Eradicating Fuel Poverty through Retrofits

Construction, Design, Sustainability

The definition of Fuel Poverty…In the UK, a household is considered to be in fuel poverty if its energy bills are disproportionately high when compared to its residual income (Low Income High Costs Indicator). Closely related to this is the sometimes poor standard of housing accommodation which causes residents to consume large amounts of energy to heat their homes.

The scale of the problem…Nationally, out of approx. 27.2million UK households, it is estimated that 4 million households are living ‘Fuel poor’. That’s a staggering 15% of our existing stock and there are suggestions from industry experts that the current figure could be even higher.

Whilst I’ve personally not had the unfortunate situation of being directly impacted by this, I have experienced living in poor quality (energy efficiency) rented housing during my student days. The experience stuck with me, and as an architect-developer I’m keen to use my skills to find creative solutions to address this problem.

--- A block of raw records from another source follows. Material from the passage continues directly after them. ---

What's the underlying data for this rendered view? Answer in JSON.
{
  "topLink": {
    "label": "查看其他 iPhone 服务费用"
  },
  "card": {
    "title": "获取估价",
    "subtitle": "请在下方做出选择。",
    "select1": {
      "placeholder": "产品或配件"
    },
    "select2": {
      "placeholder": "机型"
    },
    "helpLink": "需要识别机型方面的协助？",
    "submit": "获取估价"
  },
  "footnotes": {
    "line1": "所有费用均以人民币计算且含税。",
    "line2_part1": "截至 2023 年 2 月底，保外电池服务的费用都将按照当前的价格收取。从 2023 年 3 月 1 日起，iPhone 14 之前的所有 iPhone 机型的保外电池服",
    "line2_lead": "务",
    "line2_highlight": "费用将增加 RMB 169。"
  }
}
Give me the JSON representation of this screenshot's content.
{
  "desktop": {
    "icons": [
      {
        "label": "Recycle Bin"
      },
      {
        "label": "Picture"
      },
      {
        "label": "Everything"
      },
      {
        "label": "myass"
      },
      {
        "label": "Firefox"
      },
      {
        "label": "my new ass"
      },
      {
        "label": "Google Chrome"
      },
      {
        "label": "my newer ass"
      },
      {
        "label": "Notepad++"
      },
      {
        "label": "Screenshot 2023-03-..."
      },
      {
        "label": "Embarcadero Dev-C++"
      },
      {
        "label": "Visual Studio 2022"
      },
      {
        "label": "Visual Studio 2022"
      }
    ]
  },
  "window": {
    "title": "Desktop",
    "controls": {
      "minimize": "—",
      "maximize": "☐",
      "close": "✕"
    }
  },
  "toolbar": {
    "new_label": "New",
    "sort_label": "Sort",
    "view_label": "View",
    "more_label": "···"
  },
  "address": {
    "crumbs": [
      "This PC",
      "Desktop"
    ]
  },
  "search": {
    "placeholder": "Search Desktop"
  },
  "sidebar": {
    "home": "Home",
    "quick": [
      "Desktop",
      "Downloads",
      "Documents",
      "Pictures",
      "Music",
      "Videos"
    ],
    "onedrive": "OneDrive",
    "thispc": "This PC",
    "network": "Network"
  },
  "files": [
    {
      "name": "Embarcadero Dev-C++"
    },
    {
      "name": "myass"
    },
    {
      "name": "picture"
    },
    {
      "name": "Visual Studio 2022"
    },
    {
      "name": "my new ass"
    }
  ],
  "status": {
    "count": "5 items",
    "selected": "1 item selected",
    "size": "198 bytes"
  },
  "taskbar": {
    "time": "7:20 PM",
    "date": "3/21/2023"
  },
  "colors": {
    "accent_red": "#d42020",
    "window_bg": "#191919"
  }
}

Some of the causes…

  • Poorly designed, constructed and insulated existing stock of housing built 25+ years ago still in use and not refurbished to high standards.
  • Rising Fuel costs, housing cost increases (be it rent or purchase price), alongside wage increases below inflation leaves increasingly more households susceptible to fuel poverty vulnerability.
  • Sub-standard private rental properties neglected by Landlords.

To stay healthy in body, mind and spirit we need to stay warm and comfortable. Living cold homes can make vulnerable people ill and existing illnesses worse. This then places extra strain on the nation’s overstretched health and social care services. In the winter of 2016/2017 an estimated 34,300 deaths were recorded in England & Wales(*). Historic research has suggested that up to 30% of these can be attributed to people occupying cold homes. Something has to change.

A solution and its benefits…Good architectural design and construction can play a big part in alleviating fuel poverty.Retrofitting our existing stock of housing is one key ways to bring these 4million homes out of fuel poverty. To retrofit a home essentially means making the home more energy efficient and healthier by adding to or upgrading its existing features/components to a higher energy performance standard that also reduces energy running costs.

I see retrofits as the only viable way for homeowners/households to gain control and shelter their energy bills against significant future prices rises. Measures such as loft, floor and wall insulation, energy efficient heating, water, radiator systems and double/triple glazing are all simple ways to improving the energy performance of existing homes. Take a look at EnerPHit for more insight on this and get in touch if you’d like to share more thoughts on this.

 

MMC and Off-Site Construction

Construction, Design, Sustainability

Modern Methods of Construction is an evolving process in the delivery of buildings, through efficiency gains in time, materials and cost. There are also significant gains to made in Health & Safety and quality of finished elements.

A key point to note about MMC is that the various methods employed will generally all encompass an element of off-site manufacturing; that is construction activities of buildings being assembled under cover, finished and tested prior to being installed on site.

Advantages and points to note on MMC:

1. On-site building erection times are generally quicker, along with a watertight enclosure achieved
2. With the construction and assembly of components in a factory, a superior finish can be achieved through quality control measures not subject to the challenges of the weather. This is still dependent on the quality of machinery and/or the trained contractors operating them.
3. From a sustainability and social perspective, MMC brings many benefits including reduced wastage of materials through precision quantity measurements, reduced delivery movements and energy used on site. For the labour force there is a significant benefit of improved working environments under cover, with closer quality control measures, especially in climates similar to the UK’s or colder. All weather working can have the impact of improving health & safety records in the construction workplace, as RIDDOR incidents can be significantly reduced. The process of inspecting and snagging defects is also made more consistent under cover.
4. On site, successful MMC delivery requires accurately managed & setting out of foundations and structural members to accommodate the precision engineered elements that will be situated on them and have probably already been manufactured before the concrete has set!
5. MMC will typically require an advanced level of design detail and construction logistics planning prior to a start-on-site. Space requirements need to be considered access for large pre-fabricated or modular elements, as well their potential storage. With regards to design, there’s little room for on-site design changes as is very common with traditional construction methods.
6. Use of BIM technology is synonymous with MMC, as all the components needed to construction building elements can be precision modelled and tested in 3D, scheduled, costed and interrogated endlessly prior to commuting to design freeze and manufacture.

A future blog will delve into the various types of MMC. Watch this blogspace for more info….

Image credits: http://www.lowenergyhouse.com